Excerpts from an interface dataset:
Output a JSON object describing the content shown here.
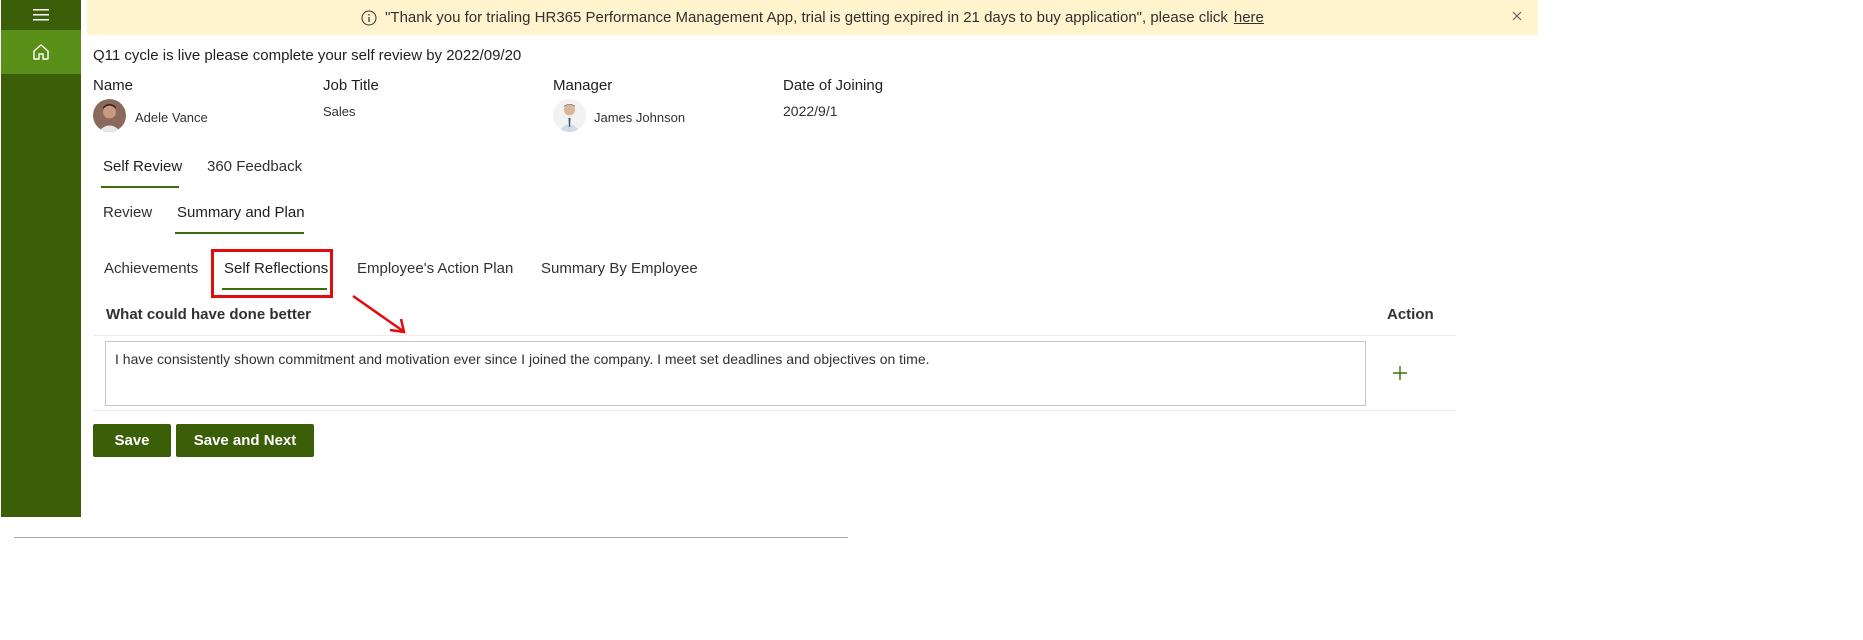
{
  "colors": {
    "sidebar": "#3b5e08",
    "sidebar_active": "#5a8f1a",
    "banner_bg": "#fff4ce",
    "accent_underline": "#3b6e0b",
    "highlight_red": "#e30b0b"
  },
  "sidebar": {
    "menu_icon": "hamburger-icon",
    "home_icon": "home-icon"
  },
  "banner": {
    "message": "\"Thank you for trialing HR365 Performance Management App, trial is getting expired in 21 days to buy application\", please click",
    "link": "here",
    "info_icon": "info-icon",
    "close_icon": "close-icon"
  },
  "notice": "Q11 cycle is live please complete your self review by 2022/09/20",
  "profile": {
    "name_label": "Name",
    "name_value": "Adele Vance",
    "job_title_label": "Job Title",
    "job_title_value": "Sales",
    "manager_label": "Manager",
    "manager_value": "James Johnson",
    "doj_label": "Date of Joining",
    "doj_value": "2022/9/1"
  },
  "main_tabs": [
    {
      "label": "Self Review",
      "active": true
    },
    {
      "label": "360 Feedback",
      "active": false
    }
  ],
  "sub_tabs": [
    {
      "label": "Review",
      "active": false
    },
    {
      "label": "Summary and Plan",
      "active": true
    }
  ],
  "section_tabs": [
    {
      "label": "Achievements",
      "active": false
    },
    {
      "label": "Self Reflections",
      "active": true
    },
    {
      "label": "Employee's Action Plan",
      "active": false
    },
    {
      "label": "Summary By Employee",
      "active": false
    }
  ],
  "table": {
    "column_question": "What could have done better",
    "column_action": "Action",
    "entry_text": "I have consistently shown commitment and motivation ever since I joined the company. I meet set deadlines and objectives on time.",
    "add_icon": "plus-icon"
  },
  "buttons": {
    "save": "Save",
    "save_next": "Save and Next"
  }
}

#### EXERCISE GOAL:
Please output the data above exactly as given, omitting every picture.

#### YOUR RESPONSE:
Output a JSON object describing the content shown here.
{
  "colors": {
    "sidebar": "#3b5e08",
    "sidebar_active": "#5a8f1a",
    "banner_bg": "#fff4ce",
    "accent_underline": "#3b6e0b",
    "highlight_red": "#e30b0b"
  },
  "sidebar": {
    "menu_icon": "hamburger-icon",
    "home_icon": "home-icon"
  },
  "banner": {
    "message": "\"Thank you for trialing HR365 Performance Management App, trial is getting expired in 21 days to buy application\", please click",
    "link": "here",
    "info_icon": "info-icon",
    "close_icon": "close-icon"
  },
  "notice": "Q11 cycle is live please complete your self review by 2022/09/20",
  "profile": {
    "name_label": "Name",
    "name_value": "Adele Vance",
    "job_title_label": "Job Title",
    "job_title_value": "Sales",
    "manager_label": "Manager",
    "manager_value": "James Johnson",
    "doj_label": "Date of Joining",
    "doj_value": "2022/9/1"
  },
  "main_tabs": [
    {
      "label": "Self Review",
      "active": true
    },
    {
      "label": "360 Feedback",
      "active": false
    }
  ],
  "sub_tabs": [
    {
      "label": "Review",
      "active": false
    },
    {
      "label": "Summary and Plan",
      "active": true
    }
  ],
  "section_tabs": [
    {
      "label": "Achievements",
      "active": false
    },
    {
      "label": "Self Reflections",
      "active": true
    },
    {
      "label": "Employee's Action Plan",
      "active": false
    },
    {
      "label": "Summary By Employee",
      "active": false
    }
  ],
  "table": {
    "column_question": "What could have done better",
    "column_action": "Action",
    "entry_text": "I have consistently shown commitment and motivation ever since I joined the company. I meet set deadlines and objectives on time.",
    "add_icon": "plus-icon"
  },
  "buttons": {
    "save": "Save",
    "save_next": "Save and Next"
  }
}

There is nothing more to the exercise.